PERFORMANCE: There are two choices for power in the Touring Edition of the PT Convertible. Standard is a 2.4-liter twincam four with 150 horsepower and 165 lb-ft of torque, while a turbocharged version of the same engine, with 180 horses at 5100 rpm and 210 lb-ft between 2800 and 4500 rpm is available. My car had the turbo, and it helped offset the modest weight gain of the convertible and, especially, made the car much more enjoyable at altitude, as forced-induction engines are less affected by thin air than naturally-aspirated ones. It's only available with a four-speed automatic, which undoubtedly affects acceleration compared to a five-speed manual. But the automatic is in keeping with the Touring Edition's character - it's ``PT *Cruiser*, after all - and a five-speed is offered with the high-boost GT model if performance it in your spec. Power for acceleration and passing was never lacking, even at altitude.
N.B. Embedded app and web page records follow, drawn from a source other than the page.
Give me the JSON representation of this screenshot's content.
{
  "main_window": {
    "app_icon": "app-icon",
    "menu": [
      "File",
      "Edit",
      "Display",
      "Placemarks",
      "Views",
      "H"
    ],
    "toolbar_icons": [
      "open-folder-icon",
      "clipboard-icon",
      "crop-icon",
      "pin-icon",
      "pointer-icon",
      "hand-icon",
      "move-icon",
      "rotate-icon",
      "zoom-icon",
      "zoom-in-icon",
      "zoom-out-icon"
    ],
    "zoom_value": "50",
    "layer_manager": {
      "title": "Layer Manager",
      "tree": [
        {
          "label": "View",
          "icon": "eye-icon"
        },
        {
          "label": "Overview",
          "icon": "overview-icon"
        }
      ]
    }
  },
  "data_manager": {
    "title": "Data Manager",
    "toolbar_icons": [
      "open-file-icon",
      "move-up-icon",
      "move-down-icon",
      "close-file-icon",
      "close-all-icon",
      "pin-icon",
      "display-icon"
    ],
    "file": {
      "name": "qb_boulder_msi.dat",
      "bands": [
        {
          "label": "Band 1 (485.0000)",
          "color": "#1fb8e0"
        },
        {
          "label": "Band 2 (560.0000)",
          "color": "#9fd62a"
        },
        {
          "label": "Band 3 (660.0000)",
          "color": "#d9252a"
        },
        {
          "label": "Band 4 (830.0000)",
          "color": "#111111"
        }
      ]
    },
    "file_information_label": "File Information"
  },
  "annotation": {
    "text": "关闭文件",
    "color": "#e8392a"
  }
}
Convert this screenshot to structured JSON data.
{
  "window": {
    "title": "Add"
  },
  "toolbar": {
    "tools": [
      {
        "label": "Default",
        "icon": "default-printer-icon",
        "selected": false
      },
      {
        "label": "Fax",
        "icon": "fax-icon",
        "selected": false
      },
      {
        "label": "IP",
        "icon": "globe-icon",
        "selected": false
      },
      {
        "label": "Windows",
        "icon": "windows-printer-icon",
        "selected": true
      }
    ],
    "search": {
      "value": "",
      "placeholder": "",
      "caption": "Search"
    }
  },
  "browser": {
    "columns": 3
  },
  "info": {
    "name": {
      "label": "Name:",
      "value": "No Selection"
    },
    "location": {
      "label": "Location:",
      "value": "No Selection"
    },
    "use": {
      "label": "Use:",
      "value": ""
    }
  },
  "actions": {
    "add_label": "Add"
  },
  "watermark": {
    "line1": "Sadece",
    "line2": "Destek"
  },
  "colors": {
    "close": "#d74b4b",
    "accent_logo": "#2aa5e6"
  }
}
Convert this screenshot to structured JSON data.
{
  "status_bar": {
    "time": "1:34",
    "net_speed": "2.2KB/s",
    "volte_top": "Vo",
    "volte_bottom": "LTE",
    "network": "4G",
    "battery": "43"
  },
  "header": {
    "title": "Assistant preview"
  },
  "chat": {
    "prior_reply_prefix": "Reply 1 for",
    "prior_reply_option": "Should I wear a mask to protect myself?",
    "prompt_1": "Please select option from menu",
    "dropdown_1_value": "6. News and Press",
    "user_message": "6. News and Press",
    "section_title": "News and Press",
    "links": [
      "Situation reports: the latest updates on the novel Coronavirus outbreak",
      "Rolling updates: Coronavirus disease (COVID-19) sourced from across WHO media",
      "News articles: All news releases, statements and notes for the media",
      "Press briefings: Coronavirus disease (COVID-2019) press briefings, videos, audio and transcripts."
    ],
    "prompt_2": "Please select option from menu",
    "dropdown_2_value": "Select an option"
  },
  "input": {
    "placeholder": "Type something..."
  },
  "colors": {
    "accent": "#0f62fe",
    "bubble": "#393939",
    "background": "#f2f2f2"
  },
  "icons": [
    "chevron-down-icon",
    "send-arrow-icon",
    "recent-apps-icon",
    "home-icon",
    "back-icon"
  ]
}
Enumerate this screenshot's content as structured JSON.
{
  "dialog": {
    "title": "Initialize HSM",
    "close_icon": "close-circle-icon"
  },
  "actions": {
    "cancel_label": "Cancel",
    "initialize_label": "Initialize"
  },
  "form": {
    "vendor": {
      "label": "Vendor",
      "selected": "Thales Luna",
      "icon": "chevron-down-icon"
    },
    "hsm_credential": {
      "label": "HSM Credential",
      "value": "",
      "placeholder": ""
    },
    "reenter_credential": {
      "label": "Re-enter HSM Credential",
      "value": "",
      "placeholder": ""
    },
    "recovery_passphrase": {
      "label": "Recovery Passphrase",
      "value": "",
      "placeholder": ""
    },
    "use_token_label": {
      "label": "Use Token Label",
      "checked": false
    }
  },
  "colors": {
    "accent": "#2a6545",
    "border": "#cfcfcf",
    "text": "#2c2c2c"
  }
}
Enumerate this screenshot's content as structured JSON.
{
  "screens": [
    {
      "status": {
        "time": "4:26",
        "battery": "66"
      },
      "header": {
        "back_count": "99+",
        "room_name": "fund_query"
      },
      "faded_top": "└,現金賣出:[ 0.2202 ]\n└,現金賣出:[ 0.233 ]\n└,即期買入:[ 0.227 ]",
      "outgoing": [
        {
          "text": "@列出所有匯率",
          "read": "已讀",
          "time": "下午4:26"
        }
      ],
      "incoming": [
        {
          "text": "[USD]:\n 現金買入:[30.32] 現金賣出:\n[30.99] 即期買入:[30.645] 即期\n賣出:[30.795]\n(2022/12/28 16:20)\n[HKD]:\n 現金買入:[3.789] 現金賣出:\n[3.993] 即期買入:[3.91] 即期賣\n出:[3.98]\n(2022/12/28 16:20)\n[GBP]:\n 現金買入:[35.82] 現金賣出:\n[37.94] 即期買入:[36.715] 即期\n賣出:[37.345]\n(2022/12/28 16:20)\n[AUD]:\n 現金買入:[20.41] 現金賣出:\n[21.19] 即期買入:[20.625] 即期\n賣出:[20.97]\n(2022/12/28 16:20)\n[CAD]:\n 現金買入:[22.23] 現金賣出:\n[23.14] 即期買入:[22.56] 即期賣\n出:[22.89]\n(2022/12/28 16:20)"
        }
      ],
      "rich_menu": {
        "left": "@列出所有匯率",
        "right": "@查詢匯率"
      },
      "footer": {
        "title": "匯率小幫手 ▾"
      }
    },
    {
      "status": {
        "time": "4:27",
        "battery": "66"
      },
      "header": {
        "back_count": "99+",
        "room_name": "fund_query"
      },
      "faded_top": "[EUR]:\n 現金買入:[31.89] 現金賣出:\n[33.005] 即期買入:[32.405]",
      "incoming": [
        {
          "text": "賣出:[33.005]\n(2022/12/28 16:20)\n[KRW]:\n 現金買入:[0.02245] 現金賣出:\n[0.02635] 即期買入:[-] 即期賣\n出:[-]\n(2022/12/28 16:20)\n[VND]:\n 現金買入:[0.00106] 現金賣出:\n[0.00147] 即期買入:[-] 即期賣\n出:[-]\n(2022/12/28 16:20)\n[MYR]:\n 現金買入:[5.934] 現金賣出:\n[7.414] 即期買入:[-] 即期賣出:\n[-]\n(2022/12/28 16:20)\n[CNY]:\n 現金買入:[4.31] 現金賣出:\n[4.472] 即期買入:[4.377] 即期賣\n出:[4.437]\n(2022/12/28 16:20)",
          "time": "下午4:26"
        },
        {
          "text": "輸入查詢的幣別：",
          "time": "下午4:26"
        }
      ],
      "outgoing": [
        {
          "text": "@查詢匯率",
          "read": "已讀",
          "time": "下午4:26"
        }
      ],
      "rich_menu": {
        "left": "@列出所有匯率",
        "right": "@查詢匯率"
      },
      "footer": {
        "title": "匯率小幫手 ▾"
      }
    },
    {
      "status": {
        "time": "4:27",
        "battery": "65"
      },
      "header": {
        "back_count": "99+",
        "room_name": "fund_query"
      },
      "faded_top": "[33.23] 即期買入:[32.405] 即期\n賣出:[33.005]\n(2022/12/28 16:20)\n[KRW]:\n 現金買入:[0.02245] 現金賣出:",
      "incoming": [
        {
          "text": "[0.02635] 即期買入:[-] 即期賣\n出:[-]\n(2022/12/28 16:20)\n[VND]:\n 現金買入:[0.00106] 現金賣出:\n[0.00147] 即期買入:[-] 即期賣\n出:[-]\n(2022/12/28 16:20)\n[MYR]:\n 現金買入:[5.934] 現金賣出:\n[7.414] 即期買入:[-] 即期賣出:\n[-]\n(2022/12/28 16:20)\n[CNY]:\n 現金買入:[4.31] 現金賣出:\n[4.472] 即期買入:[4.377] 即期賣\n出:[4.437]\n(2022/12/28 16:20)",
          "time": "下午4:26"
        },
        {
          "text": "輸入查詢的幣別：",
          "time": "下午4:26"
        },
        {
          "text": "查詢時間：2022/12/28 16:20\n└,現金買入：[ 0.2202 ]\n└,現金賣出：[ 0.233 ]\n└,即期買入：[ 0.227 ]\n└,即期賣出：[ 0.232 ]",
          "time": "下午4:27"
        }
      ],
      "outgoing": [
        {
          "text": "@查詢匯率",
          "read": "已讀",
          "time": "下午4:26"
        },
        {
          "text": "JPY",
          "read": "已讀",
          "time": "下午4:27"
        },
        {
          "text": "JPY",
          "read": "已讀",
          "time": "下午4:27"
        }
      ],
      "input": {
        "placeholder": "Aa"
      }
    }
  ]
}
CONCLUSIONS: Cruise in comfort and style while you work on your tan in the Chrysler PT Cruiser Convertible.

2005 Chrysler PT Cruiser Convertible Touring Edition

Base Price			$ 22,900
Price As Tested 	$ 27,610
Engine Type			dual overhead cam 16-valve 
				turbocharged inline 4-cylinder
Engine Size			2.4 liters / 148 cu. in.
Horsepower			180 @ 5100 rpm
Torque (lb-ft)			210 @ 2800-4500 rpm
Transmission			4-speed automatic
Wheelbase / Length		103.0 in. / 168.8 in.
Curb Weight			n/a lbs.
Pounds Per Horsepower		n/a
Fuel Capacity			15 gal.
Fuel Requirement		87 octane unleaded regular
Tires				P205/55TR 16 Goodyear Eagle LS
Brakes, front/rear		vented disc / drum, antilock
Suspension, front/rear		independent MacPherson strut /
				  semi-independent twist-beam
Drivetrain			front engine, front-wheel drive

EPA Fuel Economy - miles per gallon
    city / highway / observed		19 / 26 / 21
0 to 60 mph				est. 8.8  sec

Performance four-wheel antilock brakes and 
  traction control				$   825
Supplemental side airbags			$   390
Four-speed automatic transaxle			$   825
2.4-liter I4 dohc turbo engine			$ 1,280
Driver's seat power height adjuster		$   100
18-inch chrome-clad aluminum wheels		$   700
Destination charge				$